== Brief ==
Print every record below exactly as it stands.

[Data records for software interfaces]
########################################

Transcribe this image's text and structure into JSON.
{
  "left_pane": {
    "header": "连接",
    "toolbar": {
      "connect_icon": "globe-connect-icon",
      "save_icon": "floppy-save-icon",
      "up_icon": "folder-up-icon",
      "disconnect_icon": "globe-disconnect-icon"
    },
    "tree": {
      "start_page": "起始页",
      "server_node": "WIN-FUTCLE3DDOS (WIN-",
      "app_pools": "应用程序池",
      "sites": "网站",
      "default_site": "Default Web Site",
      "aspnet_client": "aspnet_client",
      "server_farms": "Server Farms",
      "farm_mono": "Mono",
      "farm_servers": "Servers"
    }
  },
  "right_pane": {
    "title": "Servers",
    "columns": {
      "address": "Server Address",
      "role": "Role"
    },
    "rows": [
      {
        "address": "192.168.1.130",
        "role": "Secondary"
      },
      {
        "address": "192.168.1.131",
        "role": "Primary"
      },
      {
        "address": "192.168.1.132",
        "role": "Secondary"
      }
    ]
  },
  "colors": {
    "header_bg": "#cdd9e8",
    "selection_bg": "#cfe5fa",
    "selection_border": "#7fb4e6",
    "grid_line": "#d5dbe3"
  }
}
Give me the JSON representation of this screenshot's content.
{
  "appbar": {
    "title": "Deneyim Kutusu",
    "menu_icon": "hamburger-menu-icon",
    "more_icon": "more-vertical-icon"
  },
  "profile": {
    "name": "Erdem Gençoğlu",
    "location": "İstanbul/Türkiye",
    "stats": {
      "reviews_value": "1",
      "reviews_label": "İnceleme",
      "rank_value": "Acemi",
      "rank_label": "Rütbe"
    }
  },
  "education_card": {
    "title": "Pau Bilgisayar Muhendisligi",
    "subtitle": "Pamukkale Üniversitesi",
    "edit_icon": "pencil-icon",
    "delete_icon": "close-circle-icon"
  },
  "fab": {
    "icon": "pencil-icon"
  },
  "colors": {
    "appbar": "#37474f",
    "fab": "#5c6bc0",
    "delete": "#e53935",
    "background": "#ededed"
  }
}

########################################

== The answer ==
Transcribe this image's text and structure into JSON.
{
  "left_pane": {
    "header": "连接",
    "toolbar": {
      "connect_icon": "globe-connect-icon",
      "save_icon": "floppy-save-icon",
      "up_icon": "folder-up-icon",
      "disconnect_icon": "globe-disconnect-icon"
    },
    "tree": {
      "start_page": "起始页",
      "server_node": "WIN-FUTCLE3DDOS (WIN-",
      "app_pools": "应用程序池",
      "sites": "网站",
      "default_site": "Default Web Site",
      "aspnet_client": "aspnet_client",
      "server_farms": "Server Farms",
      "farm_mono": "Mono",
      "farm_servers": "Servers"
    }
  },
  "right_pane": {
    "title": "Servers",
    "columns": {
      "address": "Server Address",
      "role": "Role"
    },
    "rows": [
      {
        "address": "192.168.1.130",
        "role": "Secondary"
      },
      {
        "address": "192.168.1.131",
        "role": "Primary"
      },
      {
        "address": "192.168.1.132",
        "role": "Secondary"
      }
    ]
  },
  "colors": {
    "header_bg": "#cdd9e8",
    "selection_bg": "#cfe5fa",
    "selection_border": "#7fb4e6",
    "grid_line": "#d5dbe3"
  }
}
Give me the JSON representation of this screenshot's content.
{
  "appbar": {
    "title": "Deneyim Kutusu",
    "menu_icon": "hamburger-menu-icon",
    "more_icon": "more-vertical-icon"
  },
  "profile": {
    "name": "Erdem Gençoğlu",
    "location": "İstanbul/Türkiye",
    "stats": {
      "reviews_value": "1",
      "reviews_label": "İnceleme",
      "rank_value": "Acemi",
      "rank_label": "Rütbe"
    }
  },
  "education_card": {
    "title": "Pau Bilgisayar Muhendisligi",
    "subtitle": "Pamukkale Üniversitesi",
    "edit_icon": "pencil-icon",
    "delete_icon": "close-circle-icon"
  },
  "fab": {
    "icon": "pencil-icon"
  },
  "colors": {
    "appbar": "#37474f",
    "fab": "#5c6bc0",
    "delete": "#e53935",
    "background": "#ededed"
  }
}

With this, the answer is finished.